In 2015 as our newly minted prime minister and his environment minister took the floor at the Paris climate summit, the nations of the world vowed to try to keep global warming within just 1.5 degrees Celsius. Oh, Joy.
There was, however, a sobering warning that went largely ignored. It was from the founding director of Germany's prestigious Potsdam Institute, the highly-respected Hans Joachim Schellnhuber. He said, yes, 1.5 C might be achievable - but - it would require the "induced implosion" of the fossil fuel industry to have a decent chance.
What has transpired over the next four years has been dispiriting. Instead of holding steady or even declining, global fossil fuel emissions have increased and, according to OPEC and the International Energy Agency, consumption of fossil fuels and the greenhouse gas emissions associated with them have a bright future for at least the next 20 or 30 years.
Canada, for all our Greenish pretensions, is riding that gravy train. If that same prime minister who took the floor in Paris in 2015 - or his only real adversary - win this election, we'll be flooding world markets with climate-killing bitumen just as rapidly as possible. That will be our message to the Third World where they're already taking it in the neck from climate change with much more to come before the next decade is out. So much for Canada the Good.

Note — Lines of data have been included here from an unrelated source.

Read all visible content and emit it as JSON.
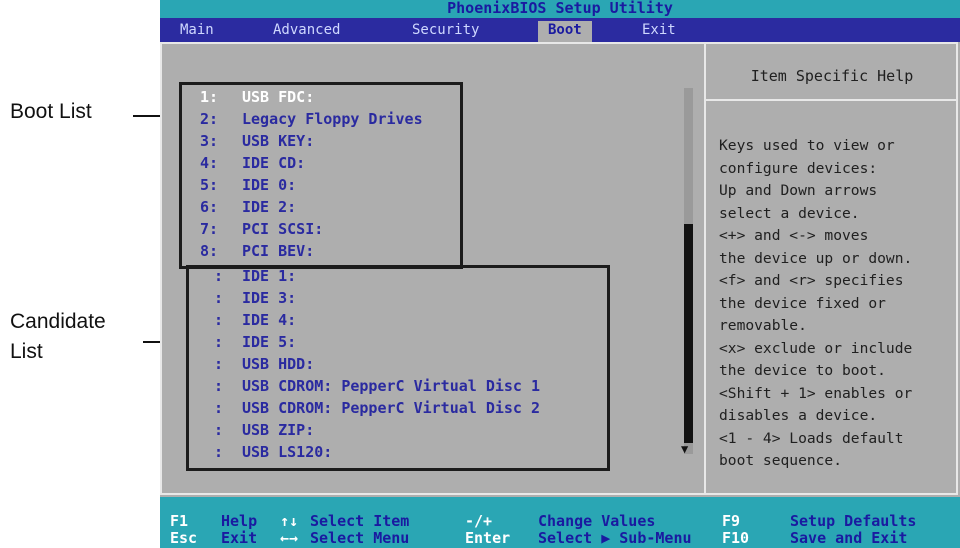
{
  "annotations": {
    "boot_list_label": "Boot List",
    "candidate_list_line1": "Candidate",
    "candidate_list_line2": "List"
  },
  "title": "PhoenixBIOS Setup Utility",
  "menu": [
    "Main",
    "Advanced",
    "Security",
    "Boot",
    "Exit"
  ],
  "active_menu": "Boot",
  "boot_list": [
    {
      "num": "1:",
      "device": "USB FDC:"
    },
    {
      "num": "2:",
      "device": "Legacy Floppy Drives"
    },
    {
      "num": "3:",
      "device": "USB KEY:"
    },
    {
      "num": "4:",
      "device": "IDE CD:"
    },
    {
      "num": "5:",
      "device": "IDE 0:"
    },
    {
      "num": "6:",
      "device": "IDE 2:"
    },
    {
      "num": "7:",
      "device": "PCI SCSI:"
    },
    {
      "num": "8:",
      "device": "PCI BEV:"
    }
  ],
  "candidate_list": [
    {
      "num": ":",
      "device": "IDE 1:"
    },
    {
      "num": ":",
      "device": "IDE 3:"
    },
    {
      "num": ":",
      "device": "IDE 4:"
    },
    {
      "num": ":",
      "device": "IDE 5:"
    },
    {
      "num": ":",
      "device": "USB HDD:"
    },
    {
      "num": ":",
      "device": "USB CDROM: PepperC Virtual Disc 1"
    },
    {
      "num": ":",
      "device": "USB CDROM: PepperC Virtual Disc 2"
    },
    {
      "num": ":",
      "device": "USB ZIP:"
    },
    {
      "num": ":",
      "device": "USB LS120:"
    }
  ],
  "help": {
    "title": "Item Specific Help",
    "text": "Keys used to view or\nconfigure devices:\nUp and Down arrows\nselect a device.\n<+> and <-> moves\nthe device up or down.\n<f> and <r> specifies\nthe device fixed or\nremovable.\n<x> exclude or include\nthe device to boot.\n<Shift + 1> enables or\ndisables a device.\n<1 - 4> Loads default\nboot sequence."
  },
  "footer": {
    "row1": [
      {
        "key": "F1",
        "desc": "Help"
      },
      {
        "key": "↑↓",
        "desc": "Select Item"
      },
      {
        "key": "-/+",
        "desc": "Change Values"
      },
      {
        "key": "F9",
        "desc": "Setup Defaults"
      }
    ],
    "row2": [
      {
        "key": "Esc",
        "desc": "Exit"
      },
      {
        "key": "←→",
        "desc": "Select Menu"
      },
      {
        "key": "Enter",
        "desc": "Select ▶ Sub-Menu"
      },
      {
        "key": "F10",
        "desc": "Save and Exit"
      }
    ]
  },
  "colors": {
    "title_bar": "#2aa6b4",
    "menu_bar": "#2b2ba0",
    "panel": "#aeaeae",
    "item_text": "#2a2aa0",
    "selected_text": "#ffffff"
  }
}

Whether Liberal or Conservative, we will be electing a government in the bag for the fossil energy giants. The fossil fuel-rich provinces are already aboard. They're chomping at the carbon-energy bit. It's money, honey. Besides, those little brown people who will be, in some cases already are, taking it in the neck first, well they're pretty much out of sight/out of mind and, thank the Gods, don't vote here.
All this came to mind as I watched the following video posted today by the environment editors of The Guardian.
It's telling that we use such a selective narrative whenever the issue of climate change is raised. If we talk about consequences at all, it's pretty much on a local focus. There'll be no mention about Vanuatu or Central America or Bangladesh. We must never connect what we're doing with the dislocation, suffering and even death we're dealing out to the poorest and most vulnerable humans, those in the immediate crosshairs of our fossil energy bacchanal.
Schellnhuber was right in 2015. He's still right. But our leaders, our people are in bed with the fossil energy giants. There'll be no induced implosion from us. We're heading in the other direction just as quickly as we can dig that bitumen out of the ground and pipe it into the hold of an armada of supertankers.
It's a damned disgrace.